Required work
Go through the data below and return each line where the string "title" occurs.

Dataset rows for apps and sites
◇ ◇ ◇
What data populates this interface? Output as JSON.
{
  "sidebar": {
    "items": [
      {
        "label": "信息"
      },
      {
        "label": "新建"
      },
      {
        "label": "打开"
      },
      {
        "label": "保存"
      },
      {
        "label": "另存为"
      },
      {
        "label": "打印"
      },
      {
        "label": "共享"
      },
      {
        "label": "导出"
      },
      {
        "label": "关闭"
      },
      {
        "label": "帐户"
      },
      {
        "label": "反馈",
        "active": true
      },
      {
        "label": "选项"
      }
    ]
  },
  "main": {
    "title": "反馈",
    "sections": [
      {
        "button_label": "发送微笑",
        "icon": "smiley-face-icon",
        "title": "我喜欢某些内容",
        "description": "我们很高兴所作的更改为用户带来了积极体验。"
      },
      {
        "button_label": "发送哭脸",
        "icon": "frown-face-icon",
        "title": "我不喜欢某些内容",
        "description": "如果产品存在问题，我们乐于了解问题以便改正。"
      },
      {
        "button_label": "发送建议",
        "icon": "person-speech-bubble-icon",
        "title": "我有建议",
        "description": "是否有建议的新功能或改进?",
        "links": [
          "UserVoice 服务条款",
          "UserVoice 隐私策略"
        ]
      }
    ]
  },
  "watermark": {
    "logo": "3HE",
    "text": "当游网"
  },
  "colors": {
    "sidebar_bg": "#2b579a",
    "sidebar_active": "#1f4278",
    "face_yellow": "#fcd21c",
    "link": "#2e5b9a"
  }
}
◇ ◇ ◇
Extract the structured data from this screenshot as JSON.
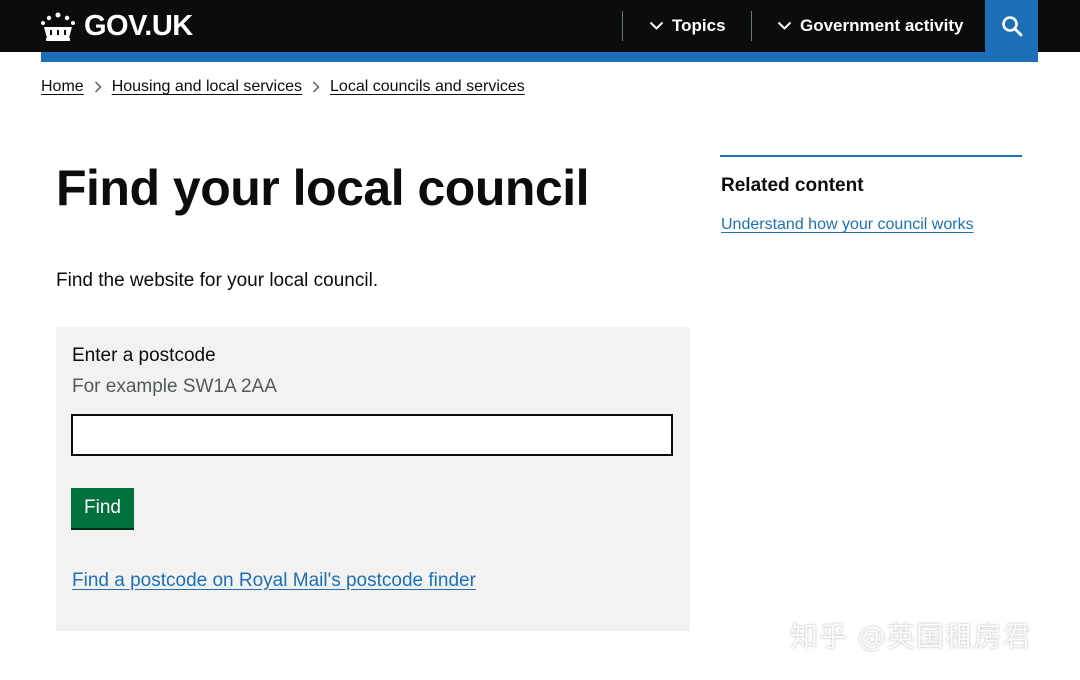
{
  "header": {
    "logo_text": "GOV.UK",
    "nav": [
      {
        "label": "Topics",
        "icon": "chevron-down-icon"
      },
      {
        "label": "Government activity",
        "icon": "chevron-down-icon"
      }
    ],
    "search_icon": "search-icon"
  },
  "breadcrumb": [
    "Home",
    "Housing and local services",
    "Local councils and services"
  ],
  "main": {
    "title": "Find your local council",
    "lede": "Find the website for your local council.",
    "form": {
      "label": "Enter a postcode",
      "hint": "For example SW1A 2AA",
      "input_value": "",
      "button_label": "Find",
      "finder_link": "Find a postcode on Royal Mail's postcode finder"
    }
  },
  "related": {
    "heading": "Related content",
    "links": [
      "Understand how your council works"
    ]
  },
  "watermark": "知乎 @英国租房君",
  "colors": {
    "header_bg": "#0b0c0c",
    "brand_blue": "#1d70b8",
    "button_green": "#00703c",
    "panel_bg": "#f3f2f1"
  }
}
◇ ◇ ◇
Expected output
    "title": "反馈",
        "title": "我喜欢某些内容",
        "title": "我不喜欢某些内容",
        "title": "我有建议",
    "title": "Find your local council",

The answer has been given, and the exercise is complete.